Africa: Battle Against Virus Shows Signs of Progress
January 16, 2009
New data from UNAIDS show that several African countries with high HIV prevalence rates have made significant gains in preventing new infections. The agency's latest report says changes in sexual behavior in Rwanda and Zimbabwe have led to a drop in new HIV infections, and young people in Burkina Faso, Ethiopia, Ghana, Malawi, Uganda, and Zambia are delaying the start of sexual activity.
Across the continent, AIDS campaigners are calling for people to assess the local situation in terms of what is driving the epidemic and then determine the best way to act on this information.
Examples of "knowing your epidemic" include:
However, in South Africa, home to the world's largest HIV/AIDS caseload, prevention campaigns remain static. The government still takes a "standardized cookie-cutter approach to prevention," said Quarraisha Abdool Karim, associate scientific director at the Center for the AIDS Program of Research in South Africa. "We are not targeting our intervention. We do not have adequate coverage of interventions that work; knowledge of HIV status and personal risk is low," Karim said.
Inter Press Service
01.10.2009; Zahira Kharsany

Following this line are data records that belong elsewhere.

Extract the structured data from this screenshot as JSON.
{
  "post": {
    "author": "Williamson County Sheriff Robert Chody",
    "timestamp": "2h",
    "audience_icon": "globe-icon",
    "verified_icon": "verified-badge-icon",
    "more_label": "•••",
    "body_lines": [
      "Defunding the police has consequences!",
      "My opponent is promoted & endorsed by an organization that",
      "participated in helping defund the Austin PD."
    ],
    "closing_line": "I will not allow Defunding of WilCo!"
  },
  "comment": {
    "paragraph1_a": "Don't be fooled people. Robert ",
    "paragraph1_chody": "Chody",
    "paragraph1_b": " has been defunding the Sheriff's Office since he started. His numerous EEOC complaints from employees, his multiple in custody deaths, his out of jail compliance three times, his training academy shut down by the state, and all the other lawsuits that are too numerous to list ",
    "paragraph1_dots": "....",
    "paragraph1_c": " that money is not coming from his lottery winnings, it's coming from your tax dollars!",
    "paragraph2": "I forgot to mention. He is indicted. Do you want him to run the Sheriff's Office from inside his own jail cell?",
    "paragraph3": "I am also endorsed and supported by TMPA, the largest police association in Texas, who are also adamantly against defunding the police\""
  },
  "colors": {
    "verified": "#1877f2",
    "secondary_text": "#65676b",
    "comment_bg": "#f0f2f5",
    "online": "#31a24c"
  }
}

This article was provided by CDC National Prevention Information Network. It is a part of the publication CDC HIV/Hepatitis/STD/TB Prevention News Update.